* DATA UNDER STUDY:
● ● ● ● ●

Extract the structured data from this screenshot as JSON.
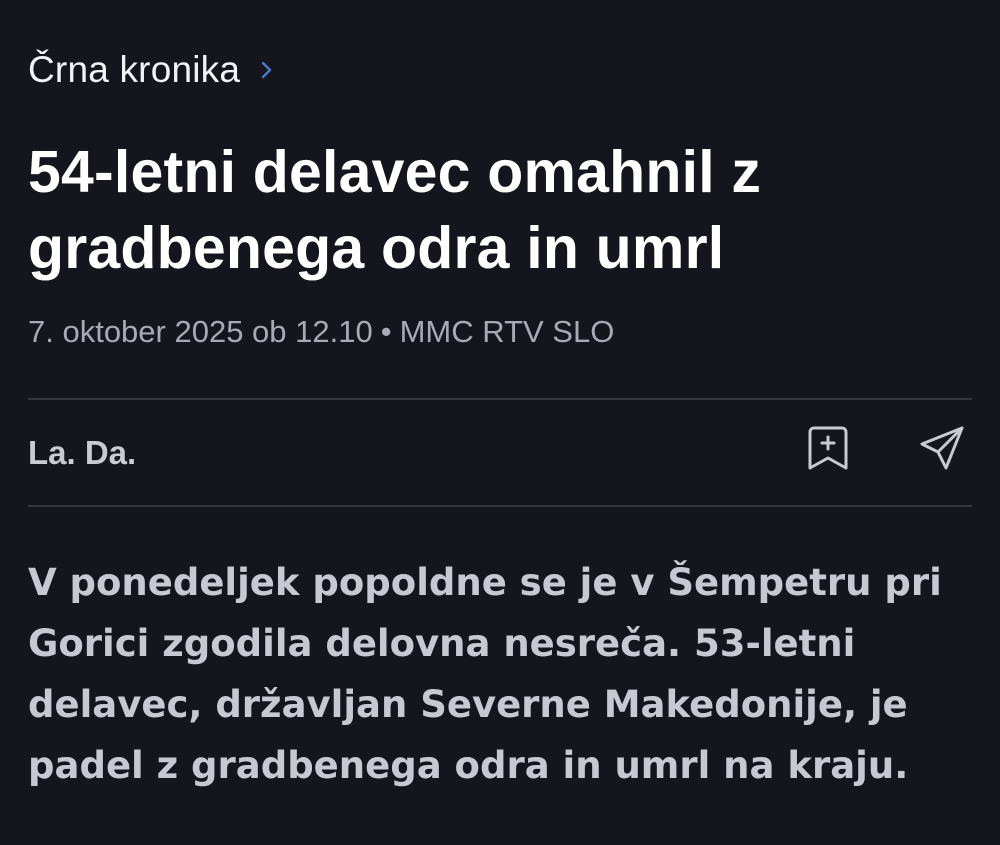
{
  "breadcrumb": {
    "label": "Črna kronika",
    "chevron_icon": "chevron-right-icon"
  },
  "article": {
    "headline": "54-letni delavec omahnil z gradbenega odra in umrl",
    "date": "7. oktober 2025 ob 12.10",
    "separator": "•",
    "source": "MMC RTV SLO",
    "author": "La. Da.",
    "lead": "V ponedeljek popoldne se je v Šempetru pri Gorici zgodila delovna nesreča. 53-letni delavec, državljan Severne Makedonije, je padel z gradbenega odra in umrl na kraju."
  },
  "actions": {
    "bookmark_icon": "bookmark-add-icon",
    "share_icon": "share-send-icon"
  },
  "colors": {
    "background": "#15161d",
    "accent": "#4a78c9",
    "text_primary": "#ffffff",
    "text_secondary": "#a7aab5",
    "divider": "#34363f"
  }
}
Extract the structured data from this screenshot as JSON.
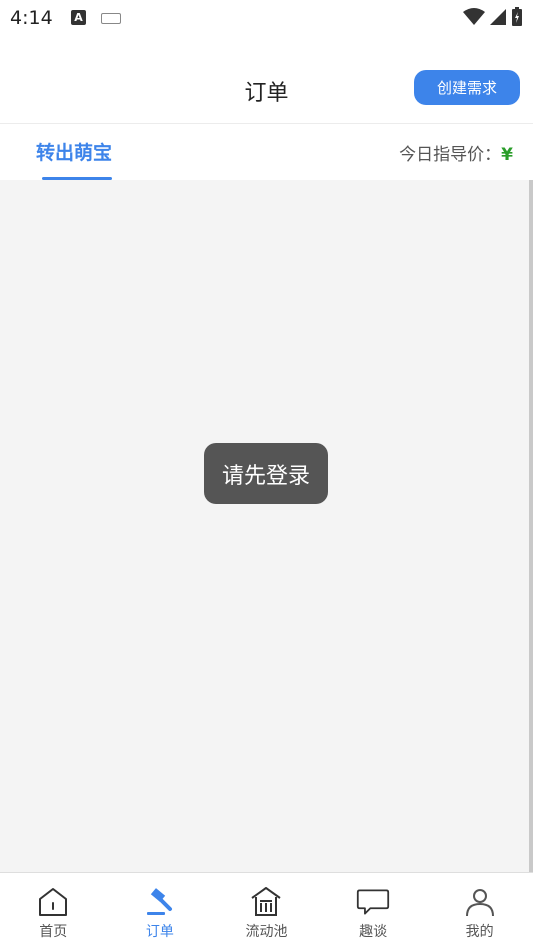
{
  "status": {
    "time": "4:14",
    "app_badge": "A"
  },
  "header": {
    "title": "订单",
    "create_button": "创建需求"
  },
  "tabs": {
    "active_label": "转出萌宝",
    "price_label": "今日指导价：",
    "price_symbol": "¥"
  },
  "toast": {
    "message": "请先登录"
  },
  "nav": {
    "items": [
      {
        "label": "首页",
        "icon": "home-icon",
        "active": false
      },
      {
        "label": "订单",
        "icon": "gavel-icon",
        "active": true
      },
      {
        "label": "流动池",
        "icon": "bank-icon",
        "active": false
      },
      {
        "label": "趣谈",
        "icon": "chat-bubble-icon",
        "active": false
      },
      {
        "label": "我的",
        "icon": "user-icon",
        "active": false
      }
    ]
  },
  "colors": {
    "accent": "#3d84ea",
    "price_symbol": "#2a9d2a",
    "toast_bg": "#555555"
  }
}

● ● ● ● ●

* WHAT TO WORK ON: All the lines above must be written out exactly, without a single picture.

* EXERCISE ANSWER:
Extract the structured data from this screenshot as JSON.
{
  "breadcrumb": {
    "label": "Črna kronika",
    "chevron_icon": "chevron-right-icon"
  },
  "article": {
    "headline": "54-letni delavec omahnil z gradbenega odra in umrl",
    "date": "7. oktober 2025 ob 12.10",
    "separator": "•",
    "source": "MMC RTV SLO",
    "author": "La. Da.",
    "lead": "V ponedeljek popoldne se je v Šempetru pri Gorici zgodila delovna nesreča. 53-letni delavec, državljan Severne Makedonije, je padel z gradbenega odra in umrl na kraju."
  },
  "actions": {
    "bookmark_icon": "bookmark-add-icon",
    "share_icon": "share-send-icon"
  },
  "colors": {
    "background": "#15161d",
    "accent": "#4a78c9",
    "text_primary": "#ffffff",
    "text_secondary": "#a7aab5",
    "divider": "#34363f"
  }
}
Extract the structured data from this screenshot as JSON.
{
  "status": {
    "time": "4:14",
    "app_badge": "A"
  },
  "header": {
    "title": "订单",
    "create_button": "创建需求"
  },
  "tabs": {
    "active_label": "转出萌宝",
    "price_label": "今日指导价：",
    "price_symbol": "¥"
  },
  "toast": {
    "message": "请先登录"
  },
  "nav": {
    "items": [
      {
        "label": "首页",
        "icon": "home-icon",
        "active": false
      },
      {
        "label": "订单",
        "icon": "gavel-icon",
        "active": true
      },
      {
        "label": "流动池",
        "icon": "bank-icon",
        "active": false
      },
      {
        "label": "趣谈",
        "icon": "chat-bubble-icon",
        "active": false
      },
      {
        "label": "我的",
        "icon": "user-icon",
        "active": false
      }
    ]
  },
  "colors": {
    "accent": "#3d84ea",
    "price_symbol": "#2a9d2a",
    "toast_bg": "#555555"
  }
}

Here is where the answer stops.